Indeed, the music takes you places with its abrupt shifts in style, timbre, and sentiment mid-song and refusal to consistently adhere to the standard verse-chorus-verse-chorus-bridge-chorus-chorus formula. To my untrained ear, it often sounds almost as if they embrace asymmetry at times without compromising the overall composition and unity of their art. Regardless of the explanation or phenomenon, it takes talent (and probably a good bit of angst, alcohol, and/or drugs), and it is delightful.
I’m amazed at the ruthless optimism in music these days, rampant in everything from obscure, self-conscious indie bands to overproduced, sentimentalized mainstream pop.
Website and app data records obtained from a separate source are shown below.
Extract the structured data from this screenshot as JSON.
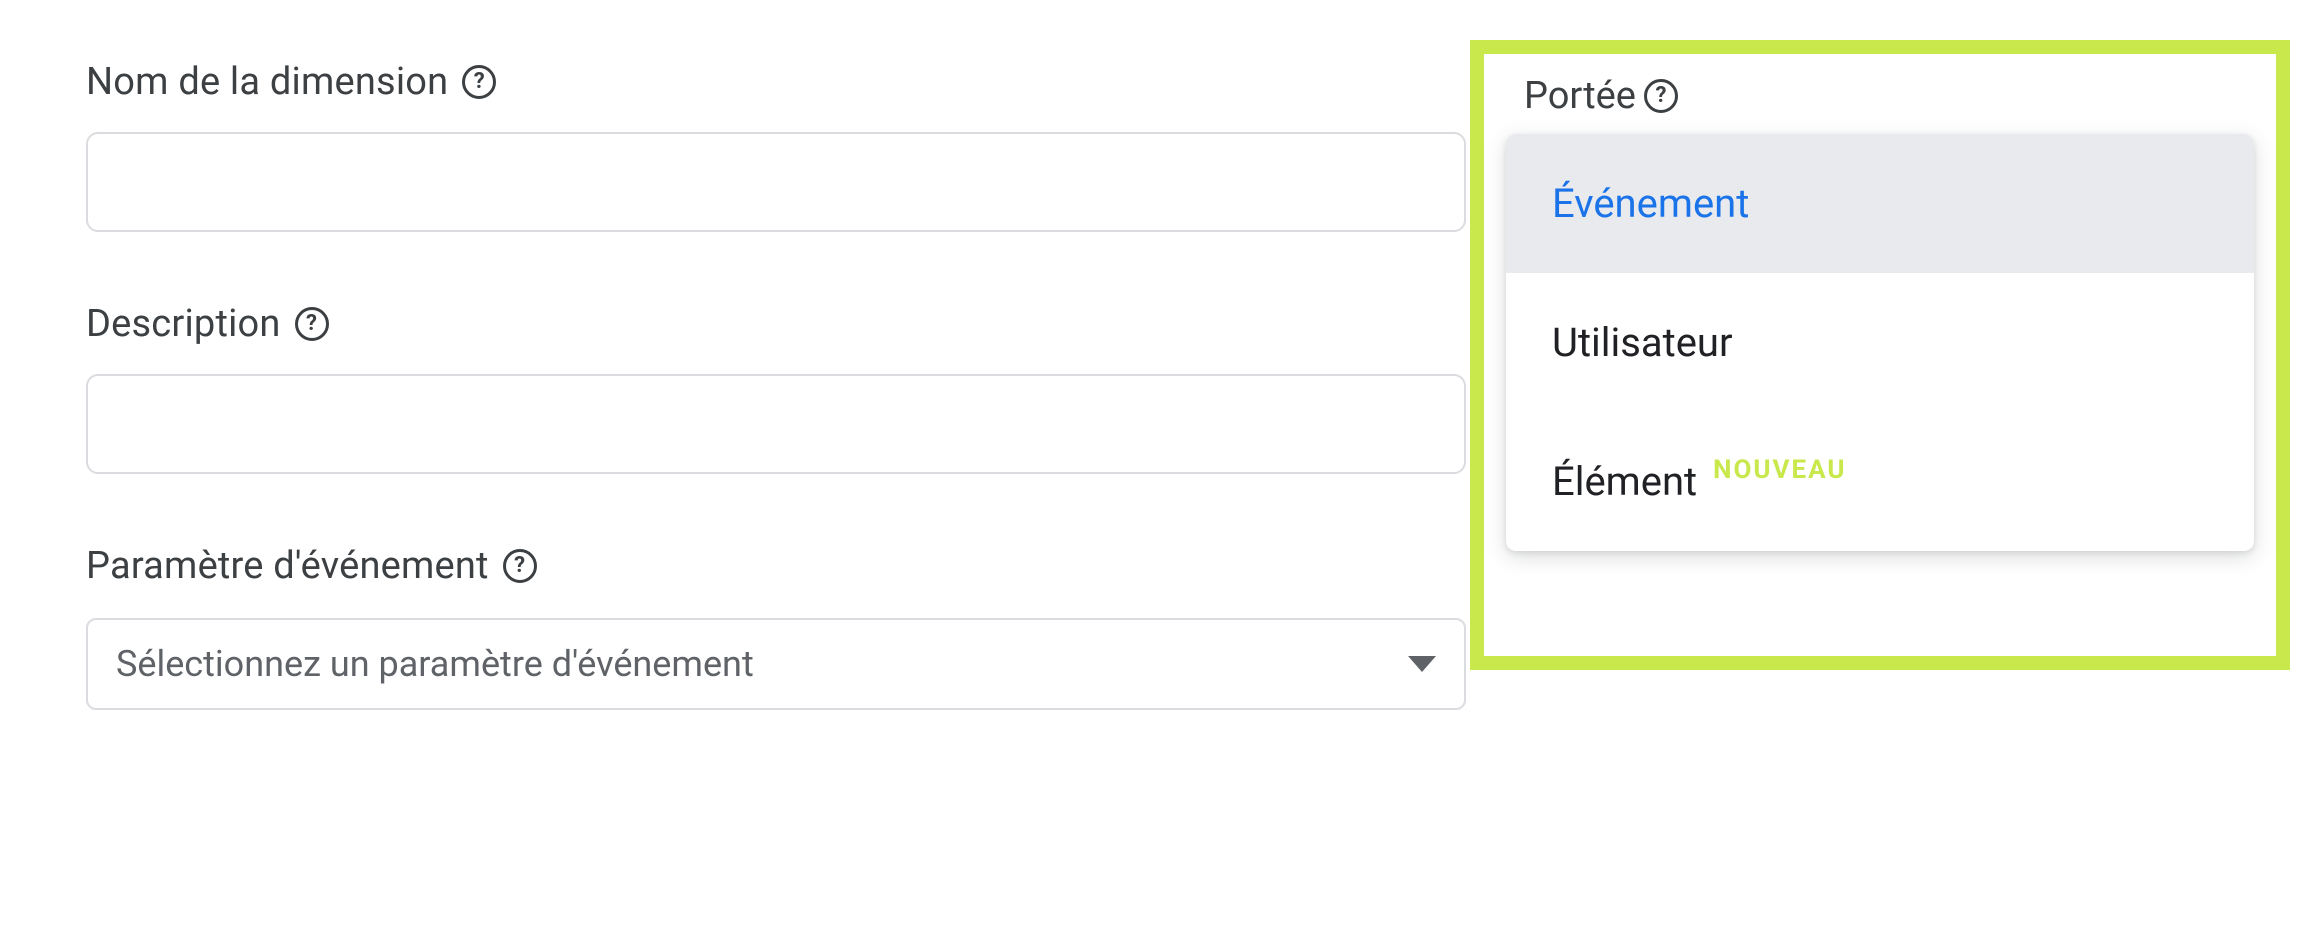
{
  "fields": {
    "dimension_name": {
      "label": "Nom de la dimension",
      "value": ""
    },
    "description": {
      "label": "Description",
      "value": ""
    },
    "event_parameter": {
      "label": "Paramètre d'événement",
      "placeholder": "Sélectionnez un paramètre d'événement"
    }
  },
  "scope": {
    "label": "Portée",
    "options": [
      {
        "label": "Événement",
        "selected": true
      },
      {
        "label": "Utilisateur",
        "selected": false
      },
      {
        "label": "Élément",
        "selected": false,
        "badge": "NOUVEAU"
      }
    ]
  },
  "help_glyph": "?"
}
Live music – even that of the stereotypical “band you probably haven’t heard of,” brings people together in a bond of hope almost impossible to replicate or surpass. If we have each other, everything is going to be okay, right? Or as music artist Kyle Andrews sums it up: “It’s not a sad song if everybody sings along.”
Mr. Andrews, meet exhibit A.
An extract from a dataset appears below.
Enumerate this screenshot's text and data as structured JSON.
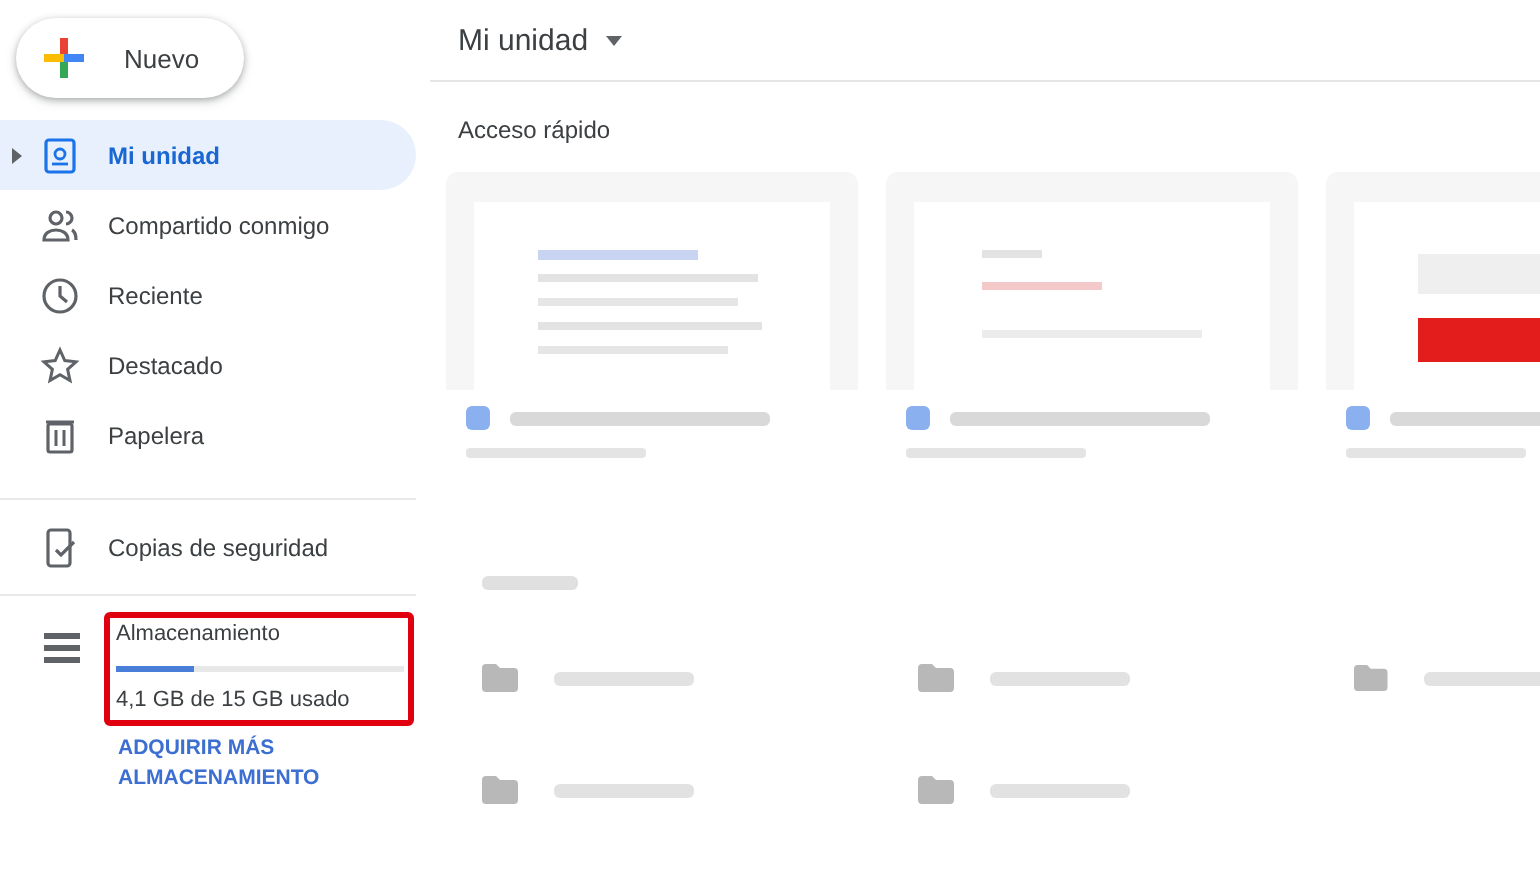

Ruess has his own paradoxical term for this phenomenon in his lyrics: “pessimistic optimism.”
“The We Are Young thing is puzzling to me,” he said in an interview, “That’s not a happy song. That’s not how it was intended. There’s a hole in my heart when I think about it.”
I have a guess why. I love singing We Are Young as much as anyone, but one unspoken question haunts it: What happens when you wake up and you’re old? Of course we can celebrate youth—it’s a wonderful season of life—but it cannot be the pinnacle of life itself because it will not last. Tonight you are young, but you might not be tomorrow, and what will life mean to you then?
Fun. ended the show with the last track on their newest record, Stars: a long, rambling song which in substance tragically embraces the ultimate hopelessness of life yet somehow manages to feel comforting. Much like Some Nights confesses to a vast void of purpose while lifting the hearer up in a rousing anthem, the tension between an absurd reality and feelings of hope stretched my heart as only art can.
You’re always holding onto stars, cause no one’s gonna save us.
But we need saving, don’t we?
When Fun. came back on the stage for the two-song encore to belt out Some Nights, I sang it out with everything my horse voice could handle, but inside my heart pulled away from the tension:
No…no this can’t be it, I thought. I do stand for something. Yes, sometimes I don’t know, and on some nights I’m less convinced than on others, but there is a hill out there that I’m ready to die on.
I expected the live performance of Some Nights to carry me into its existential moment. To a point it did, but I also believe it showed me a glimpse of my true self. I’d like to think it revealed that underneath all the questions and doubts about life and truth that have plagued me over the past several years and continue to haunt me, my soul is grounded on something steadfast and resolute because someone has saved it. And if that salvation comes from beyond this broken and temporal world, I no longer have to worry about dying alone, all dried up in the desert sun.